Watching you being born,
spasms of desperation kidnapped
your mother from my wife.

For months you’d disfigured her flesh,
now her sex. In a paper gown,
I stood far yet near at her side,

our intimacy exposed and reduced
to my encouraging – Breathe! Breathe!
We labored together with billowed cheeks,

like toads or Dizzy Gillespie mimes.
But it was no joke, my lover and best friend,
mother-to-be, writhed away on waves

beyond my reach or any way back.
Then, with the desperate grip
of one drowning, she seized my hand.

The midwives, between her parted knees,
held their breath. The monitors raced
and beeped and blinked red eyes.

It was then I witnessed your head
surfacing, and with the stunningly delicate
violence of one more breath, scream
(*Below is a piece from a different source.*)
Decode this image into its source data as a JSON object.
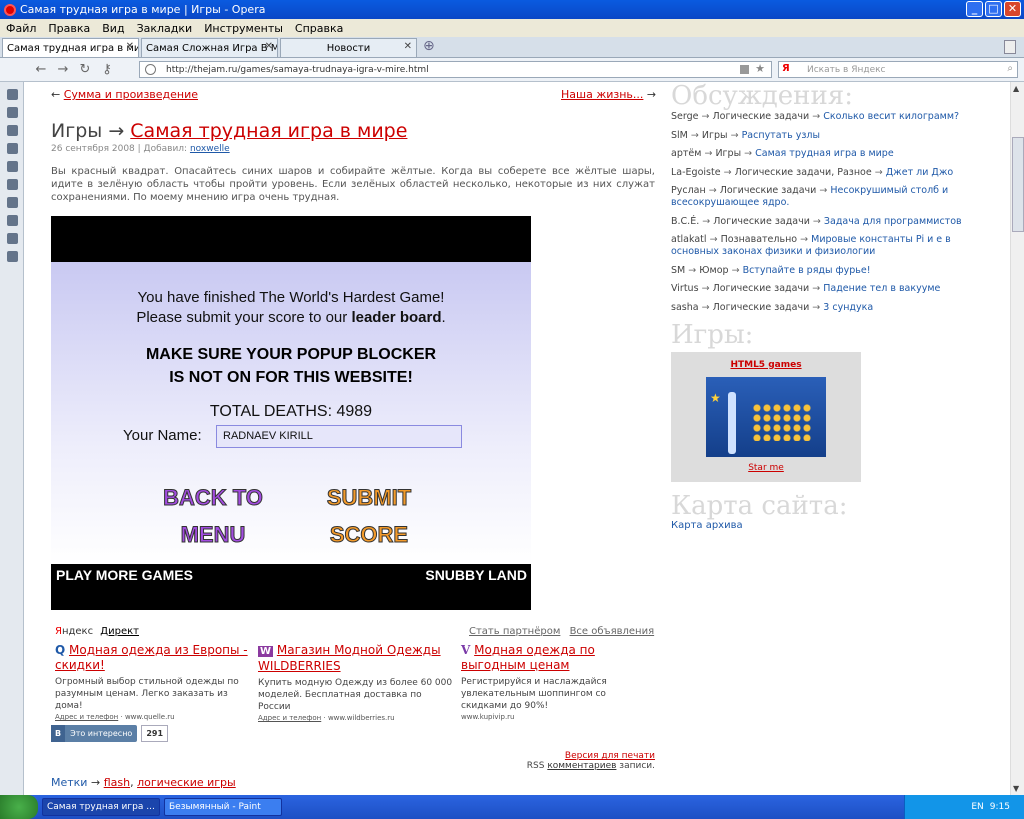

and push, you were in the room!
Still yoked with birth-slop,
you cried out

in a voice even you had never heard.
It was the voice of sucking air
for the first time, the voice of lungs

spreading like a yawn to fill
the room, and everyone in it
in attendance on you.  Handing me

surgical scissors, a nurse pointed,
“Here,” and I cut us all off
from the way we’d lived a breath ago.

Demonstrating how to hold you,
she placed you supine in my arms –
head in the cup of one hand,

perfect spine in the hammock
support of a forearm – even
as you took hold and support.

We Children

Stealing away from seed catalogues
studied by a January fire,
my mind’s eyes plants me
among days-old seed husks
still clinging to leaves,
unfolding as hands from prayers
already answered as avowed.

Up the flue go the smoke and flame
and longing, to be traveling
the short distances along rows
that make the long journey to harvest.
That’s when I can say: This is spring!
This is the Earth! And we Children
among what is given.